Reforms to the Public Prosecutor’s Office in Brazil, Chile and Mexico: The Role of Justice-Sector Interest Groups

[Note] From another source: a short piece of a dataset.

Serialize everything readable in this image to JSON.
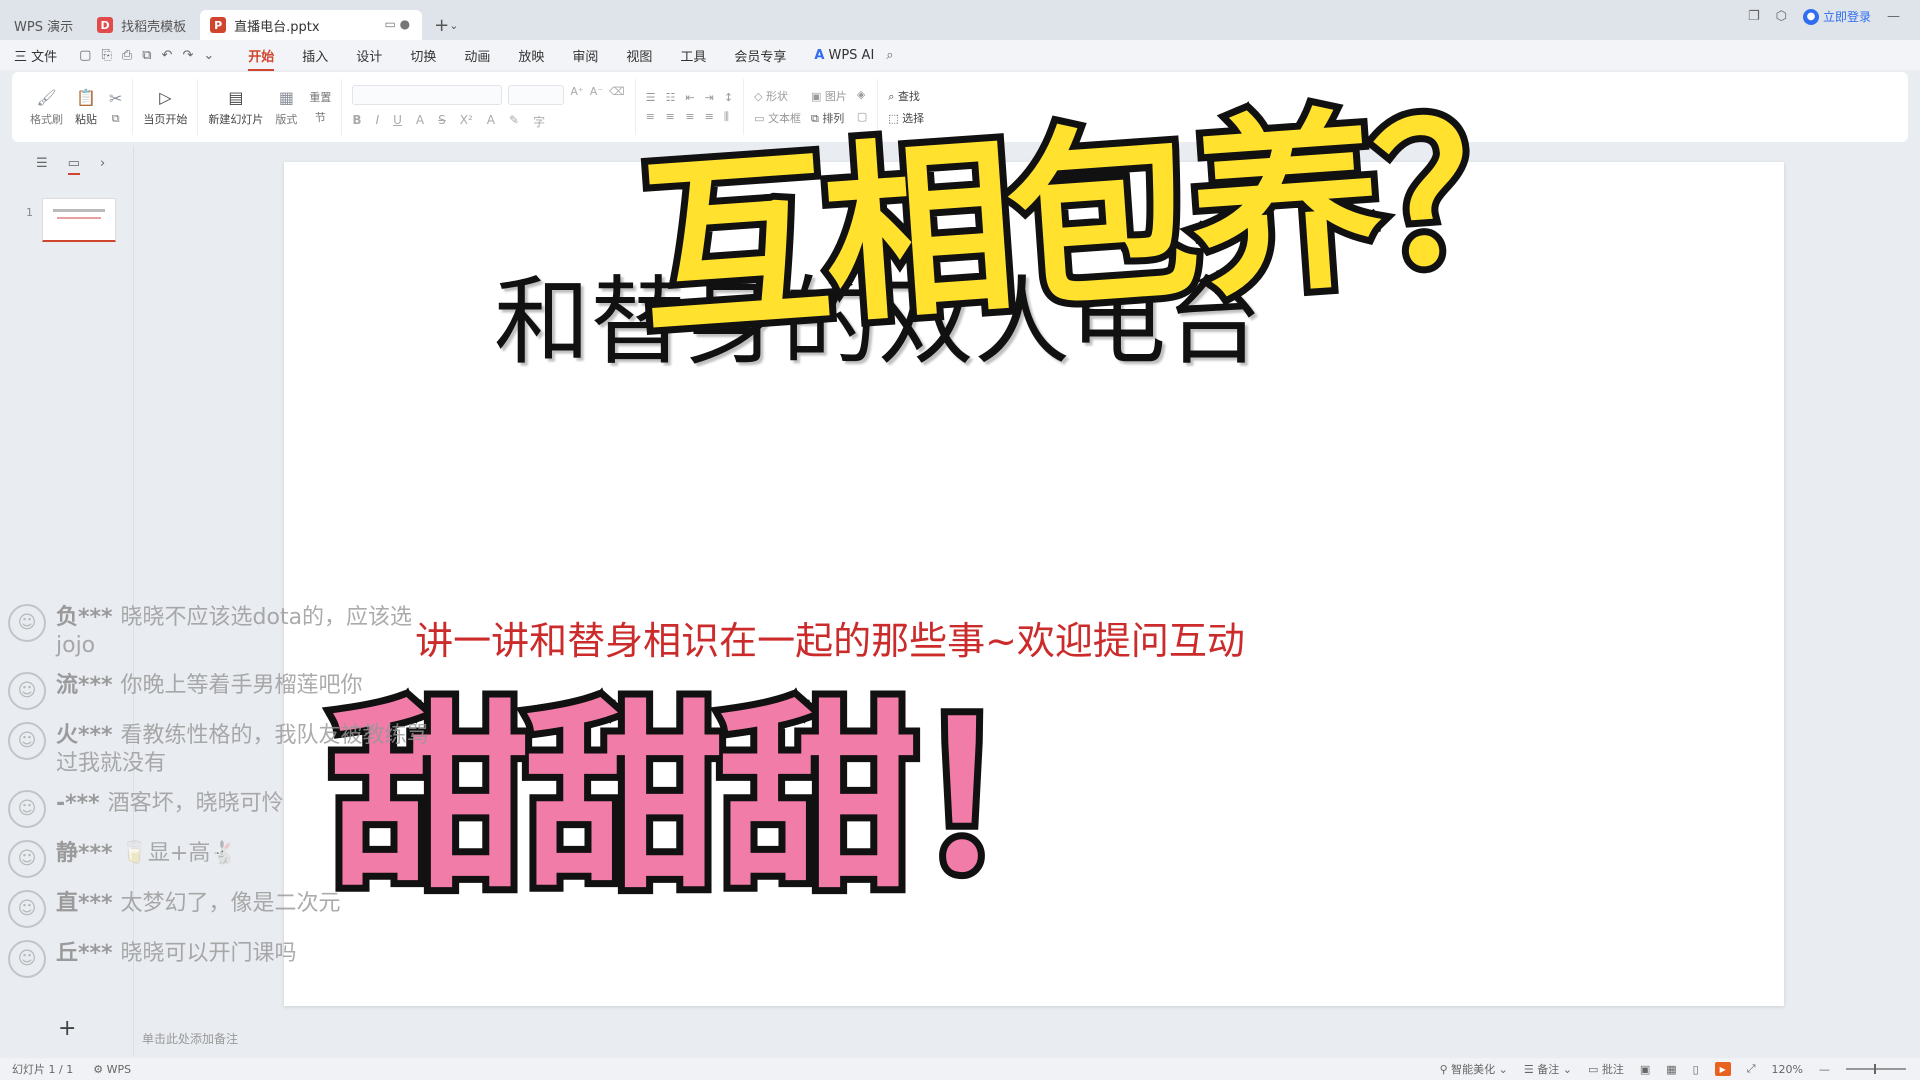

In third-wave democracies such as Brazil, Chile and Mexico, changing the rules of the game by which the Public Prosecutor’s Office (PPO) operates has been crucial in order to foster the rule of law and implement democratic procedures. Under authoritarian governments, the office of the prosecutor was used by the executive to punish enemies, while due process was a privilege reserved for the regime’s supporters. Democracies, however, require prosecution services that provide equal access to justice for all citizens and avoid the use of the justice system for political purposes. Without introducing reforms to the PPO, other institutional changes such as those aimed at courts during the first stage of democratization will not work as reformers expect because tribunals do not work alone. This chapter seeks to understand what an apolitical PPO looks like and how PPO reforms take place. This contribution broadens judicial politics studies by analyzing an important, yet under-studied, legal institution. I focus on constitutional reforms to the PPO and the actors who made those reforms possible.